Ventricles work harder to get blood to the body, and heart failure may result.
Among many causes of the scenario above, aging is the most common. Others may be:
- Heart problems, such as high blood pressure, congestive heart failure, and mitral stenosis.
- Pulmonary diseases
- Chronic illness, such as diabetes, obesity, etc.
- Overactive thyroid
Atrial fibrillation may get worsen by:
- Overweight or keeping high fat diets
- Keeping high blood pressure untreated
- Keeping sedentary lifestyle
- Ignoring the symptoms or any abnormal of the body
- Not following the doctor’s instructions
Know the risk factors
What increases my risk for atrial fibrillation?
You are at higher risk of getting atrial fibrillation if the followings exist:
- Older age
- Having heart diseases
- High blood pressure
- Alcohol abuse
- A family history of atrial fibrillation.
Understand the diagnosis & treatment
The information provided is not a substitute for any medical advice. ALWAYS consult with your doctor for more information.
How is atrial fibrillation diagnosed?
To diagnose atrial fibrillation, your doctor looks for a certain pattern on an electrocardiogram (ECG), which shows the heart’s electrical activity.
The doctor may check movements of the atria with an echocardiogram, which uses ultrasound to examine the heart and capture the moving images on a video. If your atrial fibrillation comes and goes, your doctor may order a portable recorder of your heart rhythm (Holter monitor).
How is atrial fibrillation treated?

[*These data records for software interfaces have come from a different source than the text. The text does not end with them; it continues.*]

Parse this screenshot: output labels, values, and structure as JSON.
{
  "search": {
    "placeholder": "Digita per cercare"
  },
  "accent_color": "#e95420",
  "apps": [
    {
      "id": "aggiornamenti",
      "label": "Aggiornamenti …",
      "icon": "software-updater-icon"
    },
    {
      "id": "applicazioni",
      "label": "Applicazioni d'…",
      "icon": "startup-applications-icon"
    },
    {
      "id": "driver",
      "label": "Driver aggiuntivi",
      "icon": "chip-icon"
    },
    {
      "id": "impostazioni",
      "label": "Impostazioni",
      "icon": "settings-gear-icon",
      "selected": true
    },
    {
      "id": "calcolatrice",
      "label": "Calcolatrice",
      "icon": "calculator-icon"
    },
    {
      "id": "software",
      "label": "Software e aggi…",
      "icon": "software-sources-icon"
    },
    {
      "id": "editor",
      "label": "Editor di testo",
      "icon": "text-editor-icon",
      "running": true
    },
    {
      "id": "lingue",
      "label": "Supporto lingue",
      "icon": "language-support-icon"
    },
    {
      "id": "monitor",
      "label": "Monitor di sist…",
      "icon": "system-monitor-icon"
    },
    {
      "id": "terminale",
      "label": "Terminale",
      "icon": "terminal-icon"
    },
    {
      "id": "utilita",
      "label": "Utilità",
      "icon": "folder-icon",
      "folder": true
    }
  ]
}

Your doctor will focus on the cause to treat your atrial fibrillation. For example, if you have thyroid disease, your treatment is to treat this illness. If the cause is too much caffeine or excess alcohol, your doctor will consult you to get rid of them.
First, your doctor will prescribe you medicines to control heart rhythm and the fibrillation. Those medicines are antiarrhythmic, which can slow down the heart rate and make it regular. Sometimes atrial fibrillation stops on its own.
Your doctor may give you blood thinners (anticoagulants) such as warfarin (e.g., Coumadin®) for blood clots or to prevent them. However, the side effects are easy bruising and bleeding, so your doctor will monitor those drugs closely and regularly.
Sometimes, you may need cardioversion to shock back the abnormal rhythm to normal. During this procedure, a heart specialist (cardiologist) will give your heart a brief electric shock in attempting to stop briefly all electrical activity, hoping that the normal heart rhythm will take over.
Chest pain, low blood pressure, congestive heart disease, or other serious symptoms may require emergency cardioversion. The heart specialist may place dual-chamber pacemaker.
You may also need a heart catheter or surgery (maze procedure) to destroy the part of the heart causing fibrillation.
Lifestyle changes & home remedies
What are some lifestyle changes or home remedies that can help me manage atrial fibrillation?
The following lifestyles and home remedies might help you cope with atrial fibrillation:
- Eat a heart-healthy diet (less fat and cholesterol).
- Keep to an ideal body weight.
- Reduce stress.
- Exercise as much as you can if you are taking the proper drugs and have no symptoms.
- Take your medicines as prescribed. Have blood drug levels checked.
- Call your doctor if you have drug side effects or if you have new or worsening symptoms (dizziness, chest pain or tightness, fainting, shortness of breath).
- Avoid activities that cause bruising if you are taking a blood thinner.
- Quit smoking.
- Avoid drinking too much alcohol or caffeine.
If you have any questions, please consult with your doctor to better understand the best solution for you.
Hello Health Group does not provide medical advice, diagnosis or treatment.
Review Date: May 30, 2016 | Last Modified: January 4, 2017